**Task input**
^^^^^^^^

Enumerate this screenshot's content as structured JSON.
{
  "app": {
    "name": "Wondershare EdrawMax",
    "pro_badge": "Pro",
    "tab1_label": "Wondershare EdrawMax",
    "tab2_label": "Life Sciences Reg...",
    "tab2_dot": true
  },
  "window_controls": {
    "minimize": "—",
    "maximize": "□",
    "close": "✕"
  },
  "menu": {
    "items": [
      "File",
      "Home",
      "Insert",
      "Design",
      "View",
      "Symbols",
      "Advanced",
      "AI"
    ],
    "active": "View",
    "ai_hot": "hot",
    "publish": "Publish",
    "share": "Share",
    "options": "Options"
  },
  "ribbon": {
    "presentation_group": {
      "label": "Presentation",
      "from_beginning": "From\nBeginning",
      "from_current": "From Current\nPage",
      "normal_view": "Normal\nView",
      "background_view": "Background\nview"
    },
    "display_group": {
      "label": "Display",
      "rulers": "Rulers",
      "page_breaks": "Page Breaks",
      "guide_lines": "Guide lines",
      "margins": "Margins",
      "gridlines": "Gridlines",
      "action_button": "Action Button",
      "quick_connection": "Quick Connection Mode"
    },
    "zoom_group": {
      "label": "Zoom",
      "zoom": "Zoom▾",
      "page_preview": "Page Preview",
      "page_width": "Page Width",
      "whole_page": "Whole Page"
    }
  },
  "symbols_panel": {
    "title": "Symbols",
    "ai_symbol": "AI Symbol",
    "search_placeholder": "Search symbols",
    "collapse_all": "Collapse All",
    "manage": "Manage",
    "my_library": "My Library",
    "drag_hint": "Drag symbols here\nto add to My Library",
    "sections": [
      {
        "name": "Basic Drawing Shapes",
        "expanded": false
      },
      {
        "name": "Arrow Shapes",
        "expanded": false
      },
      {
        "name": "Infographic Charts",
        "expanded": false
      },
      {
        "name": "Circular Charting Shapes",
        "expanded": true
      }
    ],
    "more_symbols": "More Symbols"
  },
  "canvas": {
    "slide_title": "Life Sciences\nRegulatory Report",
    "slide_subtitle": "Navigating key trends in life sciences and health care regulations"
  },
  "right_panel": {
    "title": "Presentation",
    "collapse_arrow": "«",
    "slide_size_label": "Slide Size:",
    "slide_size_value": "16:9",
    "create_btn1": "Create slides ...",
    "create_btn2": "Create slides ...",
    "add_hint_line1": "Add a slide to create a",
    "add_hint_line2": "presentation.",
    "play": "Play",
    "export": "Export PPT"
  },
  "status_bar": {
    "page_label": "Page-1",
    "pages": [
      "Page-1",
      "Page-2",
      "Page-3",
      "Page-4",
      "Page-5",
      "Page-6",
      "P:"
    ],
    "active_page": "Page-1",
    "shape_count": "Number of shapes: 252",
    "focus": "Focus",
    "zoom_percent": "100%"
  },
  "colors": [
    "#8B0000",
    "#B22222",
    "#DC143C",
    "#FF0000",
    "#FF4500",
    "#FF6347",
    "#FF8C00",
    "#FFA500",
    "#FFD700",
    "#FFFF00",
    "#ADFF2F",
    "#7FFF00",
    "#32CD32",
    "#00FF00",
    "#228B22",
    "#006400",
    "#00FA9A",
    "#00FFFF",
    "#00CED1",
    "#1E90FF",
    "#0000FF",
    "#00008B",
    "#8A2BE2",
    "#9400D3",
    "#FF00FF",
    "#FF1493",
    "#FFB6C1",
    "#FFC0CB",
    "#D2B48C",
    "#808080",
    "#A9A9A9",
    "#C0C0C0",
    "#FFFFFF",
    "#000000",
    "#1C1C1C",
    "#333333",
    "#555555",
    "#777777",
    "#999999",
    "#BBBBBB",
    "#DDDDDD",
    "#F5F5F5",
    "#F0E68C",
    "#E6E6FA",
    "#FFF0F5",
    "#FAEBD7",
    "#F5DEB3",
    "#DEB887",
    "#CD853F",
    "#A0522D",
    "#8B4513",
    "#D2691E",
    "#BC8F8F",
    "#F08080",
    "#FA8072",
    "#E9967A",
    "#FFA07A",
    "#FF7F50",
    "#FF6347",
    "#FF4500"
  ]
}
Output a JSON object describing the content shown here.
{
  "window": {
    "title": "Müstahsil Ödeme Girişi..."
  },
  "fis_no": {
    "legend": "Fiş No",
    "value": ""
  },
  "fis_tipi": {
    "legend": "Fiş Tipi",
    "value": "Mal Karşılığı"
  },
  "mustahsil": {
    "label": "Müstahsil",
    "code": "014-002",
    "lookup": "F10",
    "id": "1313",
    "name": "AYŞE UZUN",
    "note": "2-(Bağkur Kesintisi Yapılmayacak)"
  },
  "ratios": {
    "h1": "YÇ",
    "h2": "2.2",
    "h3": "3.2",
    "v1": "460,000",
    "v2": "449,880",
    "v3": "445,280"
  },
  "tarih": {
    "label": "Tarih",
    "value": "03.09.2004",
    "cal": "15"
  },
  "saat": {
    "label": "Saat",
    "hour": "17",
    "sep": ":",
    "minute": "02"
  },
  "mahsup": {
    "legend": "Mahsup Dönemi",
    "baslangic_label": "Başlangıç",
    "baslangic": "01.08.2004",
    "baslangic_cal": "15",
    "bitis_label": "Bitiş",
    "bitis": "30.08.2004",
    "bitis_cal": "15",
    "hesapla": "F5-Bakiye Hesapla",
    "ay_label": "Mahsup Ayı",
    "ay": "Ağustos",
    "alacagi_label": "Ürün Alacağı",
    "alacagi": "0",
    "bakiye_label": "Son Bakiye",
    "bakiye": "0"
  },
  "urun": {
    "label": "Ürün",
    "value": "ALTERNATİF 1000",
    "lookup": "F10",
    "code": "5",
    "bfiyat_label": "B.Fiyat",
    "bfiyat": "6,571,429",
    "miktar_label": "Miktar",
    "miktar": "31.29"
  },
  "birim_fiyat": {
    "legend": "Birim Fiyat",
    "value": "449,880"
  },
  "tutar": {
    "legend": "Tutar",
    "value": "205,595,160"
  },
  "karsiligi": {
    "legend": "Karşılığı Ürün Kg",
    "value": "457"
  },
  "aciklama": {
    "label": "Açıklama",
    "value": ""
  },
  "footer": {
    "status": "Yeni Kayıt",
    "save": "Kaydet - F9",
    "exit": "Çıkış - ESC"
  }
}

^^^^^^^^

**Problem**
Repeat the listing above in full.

**Response to this exercise**
Enumerate this screenshot's content as structured JSON.
{
  "app": {
    "name": "Wondershare EdrawMax",
    "pro_badge": "Pro",
    "tab1_label": "Wondershare EdrawMax",
    "tab2_label": "Life Sciences Reg...",
    "tab2_dot": true
  },
  "window_controls": {
    "minimize": "—",
    "maximize": "□",
    "close": "✕"
  },
  "menu": {
    "items": [
      "File",
      "Home",
      "Insert",
      "Design",
      "View",
      "Symbols",
      "Advanced",
      "AI"
    ],
    "active": "View",
    "ai_hot": "hot",
    "publish": "Publish",
    "share": "Share",
    "options": "Options"
  },
  "ribbon": {
    "presentation_group": {
      "label": "Presentation",
      "from_beginning": "From\nBeginning",
      "from_current": "From Current\nPage",
      "normal_view": "Normal\nView",
      "background_view": "Background\nview"
    },
    "display_group": {
      "label": "Display",
      "rulers": "Rulers",
      "page_breaks": "Page Breaks",
      "guide_lines": "Guide lines",
      "margins": "Margins",
      "gridlines": "Gridlines",
      "action_button": "Action Button",
      "quick_connection": "Quick Connection Mode"
    },
    "zoom_group": {
      "label": "Zoom",
      "zoom": "Zoom▾",
      "page_preview": "Page Preview",
      "page_width": "Page Width",
      "whole_page": "Whole Page"
    }
  },
  "symbols_panel": {
    "title": "Symbols",
    "ai_symbol": "AI Symbol",
    "search_placeholder": "Search symbols",
    "collapse_all": "Collapse All",
    "manage": "Manage",
    "my_library": "My Library",
    "drag_hint": "Drag symbols here\nto add to My Library",
    "sections": [
      {
        "name": "Basic Drawing Shapes",
        "expanded": false
      },
      {
        "name": "Arrow Shapes",
        "expanded": false
      },
      {
        "name": "Infographic Charts",
        "expanded": false
      },
      {
        "name": "Circular Charting Shapes",
        "expanded": true
      }
    ],
    "more_symbols": "More Symbols"
  },
  "canvas": {
    "slide_title": "Life Sciences\nRegulatory Report",
    "slide_subtitle": "Navigating key trends in life sciences and health care regulations"
  },
  "right_panel": {
    "title": "Presentation",
    "collapse_arrow": "«",
    "slide_size_label": "Slide Size:",
    "slide_size_value": "16:9",
    "create_btn1": "Create slides ...",
    "create_btn2": "Create slides ...",
    "add_hint_line1": "Add a slide to create a",
    "add_hint_line2": "presentation.",
    "play": "Play",
    "export": "Export PPT"
  },
  "status_bar": {
    "page_label": "Page-1",
    "pages": [
      "Page-1",
      "Page-2",
      "Page-3",
      "Page-4",
      "Page-5",
      "Page-6",
      "P:"
    ],
    "active_page": "Page-1",
    "shape_count": "Number of shapes: 252",
    "focus": "Focus",
    "zoom_percent": "100%"
  },
  "colors": [
    "#8B0000",
    "#B22222",
    "#DC143C",
    "#FF0000",
    "#FF4500",
    "#FF6347",
    "#FF8C00",
    "#FFA500",
    "#FFD700",
    "#FFFF00",
    "#ADFF2F",
    "#7FFF00",
    "#32CD32",
    "#00FF00",
    "#228B22",
    "#006400",
    "#00FA9A",
    "#00FFFF",
    "#00CED1",
    "#1E90FF",
    "#0000FF",
    "#00008B",
    "#8A2BE2",
    "#9400D3",
    "#FF00FF",
    "#FF1493",
    "#FFB6C1",
    "#FFC0CB",
    "#D2B48C",
    "#808080",
    "#A9A9A9",
    "#C0C0C0",
    "#FFFFFF",
    "#000000",
    "#1C1C1C",
    "#333333",
    "#555555",
    "#777777",
    "#999999",
    "#BBBBBB",
    "#DDDDDD",
    "#F5F5F5",
    "#F0E68C",
    "#E6E6FA",
    "#FFF0F5",
    "#FAEBD7",
    "#F5DEB3",
    "#DEB887",
    "#CD853F",
    "#A0522D",
    "#8B4513",
    "#D2691E",
    "#BC8F8F",
    "#F08080",
    "#FA8072",
    "#E9967A",
    "#FFA07A",
    "#FF7F50",
    "#FF6347",
    "#FF4500"
  ]
}
Output a JSON object describing the content shown here.
{
  "window": {
    "title": "Müstahsil Ödeme Girişi..."
  },
  "fis_no": {
    "legend": "Fiş No",
    "value": ""
  },
  "fis_tipi": {
    "legend": "Fiş Tipi",
    "value": "Mal Karşılığı"
  },
  "mustahsil": {
    "label": "Müstahsil",
    "code": "014-002",
    "lookup": "F10",
    "id": "1313",
    "name": "AYŞE UZUN",
    "note": "2-(Bağkur Kesintisi Yapılmayacak)"
  },
  "ratios": {
    "h1": "YÇ",
    "h2": "2.2",
    "h3": "3.2",
    "v1": "460,000",
    "v2": "449,880",
    "v3": "445,280"
  },
  "tarih": {
    "label": "Tarih",
    "value": "03.09.2004",
    "cal": "15"
  },
  "saat": {
    "label": "Saat",
    "hour": "17",
    "sep": ":",
    "minute": "02"
  },
  "mahsup": {
    "legend": "Mahsup Dönemi",
    "baslangic_label": "Başlangıç",
    "baslangic": "01.08.2004",
    "baslangic_cal": "15",
    "bitis_label": "Bitiş",
    "bitis": "30.08.2004",
    "bitis_cal": "15",
    "hesapla": "F5-Bakiye Hesapla",
    "ay_label": "Mahsup Ayı",
    "ay": "Ağustos",
    "alacagi_label": "Ürün Alacağı",
    "alacagi": "0",
    "bakiye_label": "Son Bakiye",
    "bakiye": "0"
  },
  "urun": {
    "label": "Ürün",
    "value": "ALTERNATİF 1000",
    "lookup": "F10",
    "code": "5",
    "bfiyat_label": "B.Fiyat",
    "bfiyat": "6,571,429",
    "miktar_label": "Miktar",
    "miktar": "31.29"
  },
  "birim_fiyat": {
    "legend": "Birim Fiyat",
    "value": "449,880"
  },
  "tutar": {
    "legend": "Tutar",
    "value": "205,595,160"
  },
  "karsiligi": {
    "legend": "Karşılığı Ürün Kg",
    "value": "457"
  },
  "aciklama": {
    "label": "Açıklama",
    "value": ""
  },
  "footer": {
    "status": "Yeni Kayıt",
    "save": "Kaydet - F9",
    "exit": "Çıkış - ESC"
  }
}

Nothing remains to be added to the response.